# Does $\sum_{n\geq 1}\left(\frac{1+2i}{\sqrt{5}}\right)^n$ converge?

I am having trouble understanding how to apply convergence tests to complex series. Which test(s) could I use here to determine whether this series converges or diverges? Thanks!

• This one has $r=|(1+2i)/\sqrt 5| =1$, and it has a bounded partial sum. However, this does not converge. Try to imitate the proof of convergence of geometric series, and use it to find a formula for partial sum. – Sungjin Kim May 24 '17 at 16:55

It's a geometric series $\sum_n r^n$ with $r = (1+2i)/\sqrt{5}$. It is guaranteed to converge if $|r|<1$ and diverge if $|r|>1$.

Check if $$|r| = \left|\frac{1+2i}{\sqrt{5}}\right| < 1.$$

I initially wanted to leave this as a hint, however I'll just go into greater detail. As discovered, you get that $|r|=1$ exactly. Hence the terms $$\left|\frac{1+2i}{\sqrt{5}}\right|^n = 1 \not\to 0$$ as $n\to\infty$, hence the series diverges by the $n$th term test.

• The absolute value of $1+2i$ is $\sqrt{5}$ so this makes $|r|=1$. What does this mean? – MathStudent1324 May 24 '17 at 16:52
• That it does not converge, as the general term does not even go to $0$. – Clement C. May 24 '17 at 16:53
• I also know that the series $\sum_{n\geq 1}(1)^n$ diverges, but in this series, does the fact that there is the $2i$ affect this? Specifically, I would think that $i$ when raised to different powers might cancel out some terms. – MathStudent1324 May 24 '17 at 16:54
• No, no such cancellations can help. For every $n$, $\lvert (e^{i t})^n\rvert = 1 \xrightarrow[n\to\infty]{} 0$. A series whose general term does not converge to $0$ trivially diverges. – Clement C. May 24 '17 at 16:55

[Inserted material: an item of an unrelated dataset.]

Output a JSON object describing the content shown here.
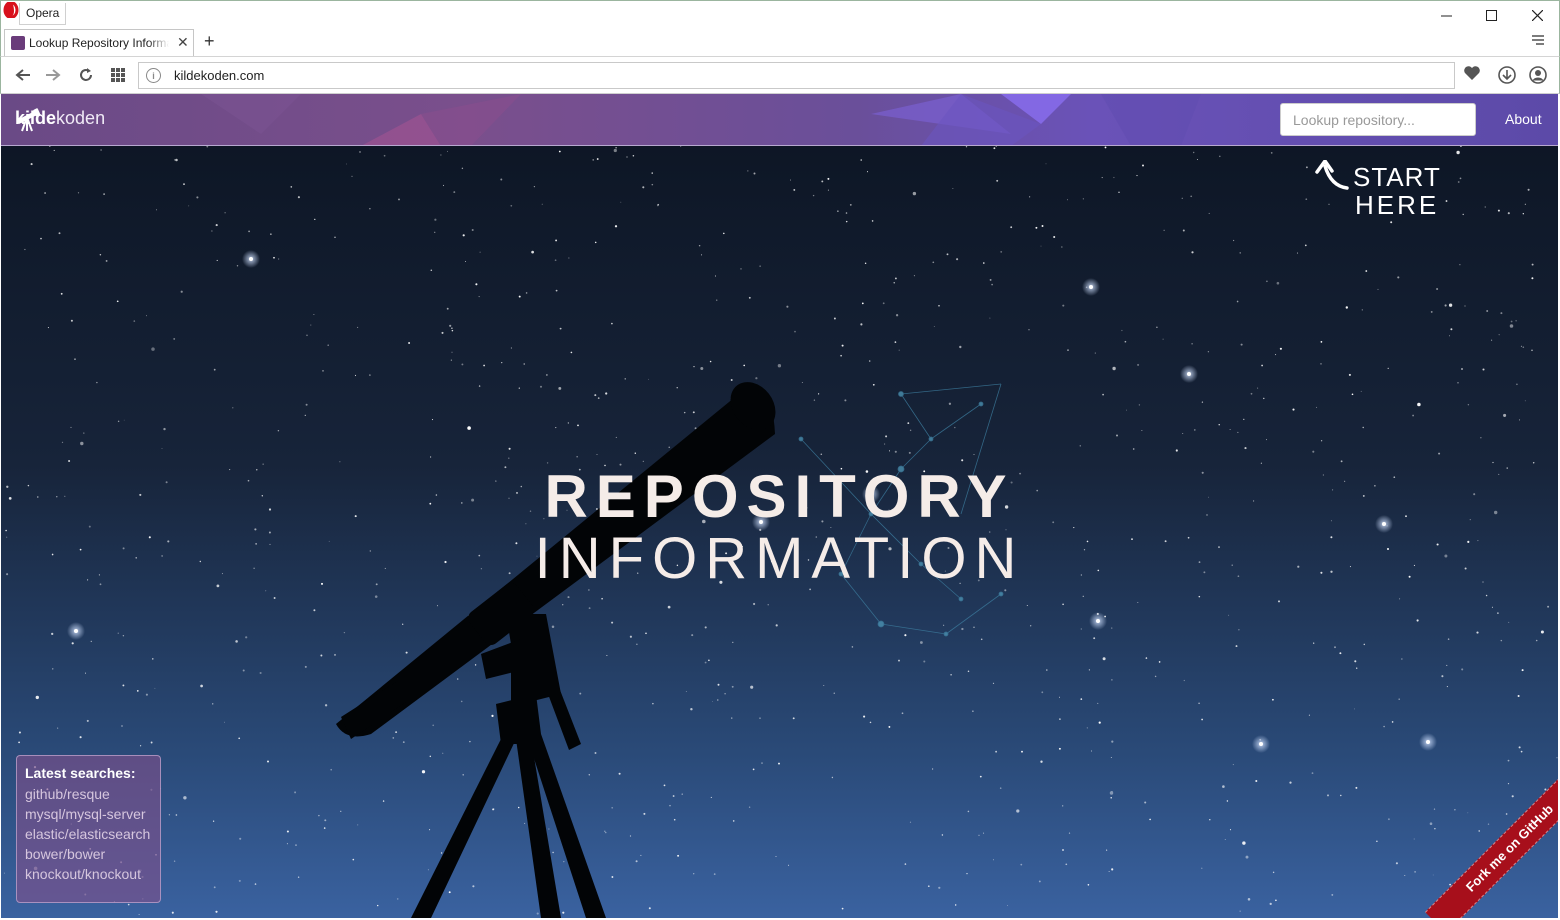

$z=\frac{1+2i}{\sqrt{5}}$ is a point on the unit circle, $z=e^{i\arctan 2}$. It follows that $$S_N = \sum_{n=1}^{N} z^n = z\cdot\frac{z^N-1}{z-1}$$ has a bounded modulus, but it is not converging as $N\to +\infty$.

$$\frac{1+2i}{\sqrt 5} = \cos\varphi + i \sin \varphi \text{ where } \varphi = \arctan 2.$$ So $$\left( \frac{1+2i}{\sqrt 5} \right)^n = \cos(n\varphi) + i\sin(n\varphi).$$ The terms remain on the circle $|z|=1$ as $n$ changes. Therefore the terms do not approach $0.$ Therefore the series diverges.

(However it does have a Cesàro sum.)